GRIT: The Secret to Success

Jann FreedLeading, Learning, Sage-ing Leave a Comment

This post is written for anyone who wants “in” on the secret to success.  If you have ever wondered:  Why the people at the very top of your field are at the top?  What do you think makes them special?  How did they likely get there?  What is the secret to success?  If so, then this post is for you.  If you learn something, please share it.

So you are having a cup of coffee and pondering:  What is the secret of success?  Why do some people rise to the top of their profession and/or achieve their dreams?

Recently, we went on vacation and I read a book in which I underlined almost every sentence!  Have you read or heard about GRIT:  Why Passion and Resilience are the Secrets to Success by Angela Duckworth (revised version is subtitled:  The Power of Passion and Perseverance).  I was so moved by the book that I immediately ordered a copy for each of my three young professional sons.  If you want a shortcut, I recommend you watch Duckworth’s TED Talk and/or listen to the many interviews she has conducted about this topic such as at Google. 

As I read the book, I concluded everyone (parents, teachers, coaches, bosses, grandparents) can benefit from understanding her message which is based on extensive research.  The premise of the book is this:

Regardless of the profession, the highly successful had a determination that was reflected in being unusually resilient and hardworking.  In addition, they knew what they wanted.  The combination of determination and direction is also a blend of passion and perseverance that made high achievers special.  Duckworth calls this grit.  In fact, she developed a simple Grit Scale to measure perseverance and passion–the extent to which we approach life with grit.

In the past few months, I blogged about resilience so this topic has been on my mind.  I was also reading this book during the weeks of the Olympics and over and over again there were examples of people demonstrating grit.  While I was glued to the television, I was more interested in the human interest stories than some of the actual sports.  But we witnessed grit in action:  passion, perseverance, resilience, and determination (hard work).  Duckworth says that we can’t ignore talent, but talent is overrated.  She says:

“Talent is no guarantee of grit … Our potential is one thing.  What we do with it is quite another.”

Duckworth continues to say:  “As much as talent counts, efforts count twice.” 

She came up with this formula:

talent x effort = skill

skill x effort = achievement

“What each person achieves depends on just two things:  talent and effort.  Talent–how fast we improve in skill–absolutely matters.  But effort factors into the calculation twice, not onceEffort build skill.  At the very same time, effort makes skill productive.” 

The book helped me understand myself better, what I can use in coaching/teaching others, and what I might have done differently raising children.  And if I am so fortunate to have grandchildren someday, how I might help them become more resilient by finding their passion.

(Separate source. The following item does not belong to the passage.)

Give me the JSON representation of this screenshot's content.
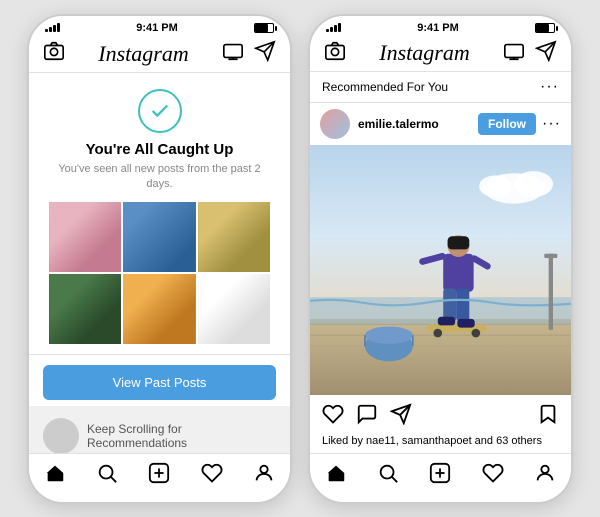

In my next few posts, I am going to continue to share what I learned about grit.  Interestingly, many of her themes reinforce Simon Sinek’s messages about finding your why and discovering your purpose.

  • How well do you approach life with grit?
  • What are the examples in your life of demonstrating passion, perseverance, resilience, and determination (hard work)?
  • Do you want to learn more about grit?

Stay tuned.